1) Enable a platform for representation of diverse opinions. In this connection, contribution of special articles on a wide range of issues can be sought from different specialists or publicly spirited groups or individuals. For example, regular contribution on diverse subjects such as poverty, employment, economy, politics, agriculture, horticulture, environment, public health, education, rural issues, governance, sports, culture and lifestyle, etc can coalesce to form a reasonable spectrum of public opinion.
2) Special stories can be done on socio-economic conditions of different sections of population, especially the rural poor and other less advantaged groups, so that various issues confronting them, and their views, get reflected in the media. Other issues like woman and child development may be given adequate coverage.
3) Rather than the hackneyed, and often vitriolic, paper war of 'rejoinders' and 'counter-rejoinders', a form of public education under the format of 'Debate' - something on the lines of The Hindu's - can be initiated with certain 'guidelines' made known to the prospective debaters. Perhaps, on certain days, a bigger and special space may be reserved for those who write 'Letters' to editor/newspaper.
4) Again, on certain days the local print media can devote space for views and opinions of public on key issues that particular newspapers may take up as an 'agenda building' initiative.
5) Journalists can prod those in various responsible positions, like politicians, heads of important departments/bodies, national workers, and others, for their position and views on important issues so that the public get to know and interact/respond, if necessary.
•    Firstly, i appreciate this question asked by the media themselves because it is really producing a positive communication or interaction with the public. Previously, regrettably and inevitably sometimes newspapers were bias to certain political party, movement, underground-overground part etc. As on reflecting public opinion i believe its about investigating/reporting on issues that matter and are relevant. So it's partly a journalist's job as much as it is about the public being able to voice out their concerns. We are actually taking some positive steps which i'm glad for. for example, something like the 'Miya' issue we have right now in Nagaland (and NE) say if someone interviews an ordinary Miya that gives perspective instead of Nagas blindly hating all Miyas or a never-before heard Muslim union in Assam answering all our queries. In this way media really balance the 'two sides'. On the issue of 'Responsible media', balancing influences or west-toxicated mentalities like Hollywood celebrity lives etc. coming into our midst i am not really sure how exactly we should go about that one. However, i am concerned how it will affect us eventually....

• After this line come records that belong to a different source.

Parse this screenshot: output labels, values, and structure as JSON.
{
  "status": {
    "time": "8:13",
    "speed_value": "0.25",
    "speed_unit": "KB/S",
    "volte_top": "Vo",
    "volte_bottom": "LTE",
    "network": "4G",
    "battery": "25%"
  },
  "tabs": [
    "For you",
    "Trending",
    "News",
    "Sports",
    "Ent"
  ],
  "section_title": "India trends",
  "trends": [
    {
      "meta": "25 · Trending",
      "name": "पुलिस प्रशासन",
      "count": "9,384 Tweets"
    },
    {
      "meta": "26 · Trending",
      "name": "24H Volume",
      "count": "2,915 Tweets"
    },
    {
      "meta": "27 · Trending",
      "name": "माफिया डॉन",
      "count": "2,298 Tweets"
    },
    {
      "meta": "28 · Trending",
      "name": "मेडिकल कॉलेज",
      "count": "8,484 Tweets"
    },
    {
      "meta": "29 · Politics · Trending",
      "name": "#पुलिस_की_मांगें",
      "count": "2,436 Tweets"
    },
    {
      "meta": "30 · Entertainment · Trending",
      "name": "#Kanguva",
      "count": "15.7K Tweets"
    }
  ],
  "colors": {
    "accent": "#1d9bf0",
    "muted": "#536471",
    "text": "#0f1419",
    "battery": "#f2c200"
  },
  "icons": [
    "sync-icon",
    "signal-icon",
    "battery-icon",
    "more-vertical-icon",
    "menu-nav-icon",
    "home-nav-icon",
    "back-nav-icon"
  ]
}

Login or Register to post your Comment (Available for registered users only)

Comments (0 posted):

Post your comment comment

Please enter the code you see in the image:

  • email Email to a friend
  • print Print version
  • Plain text Plain text
Log in
No tags for this article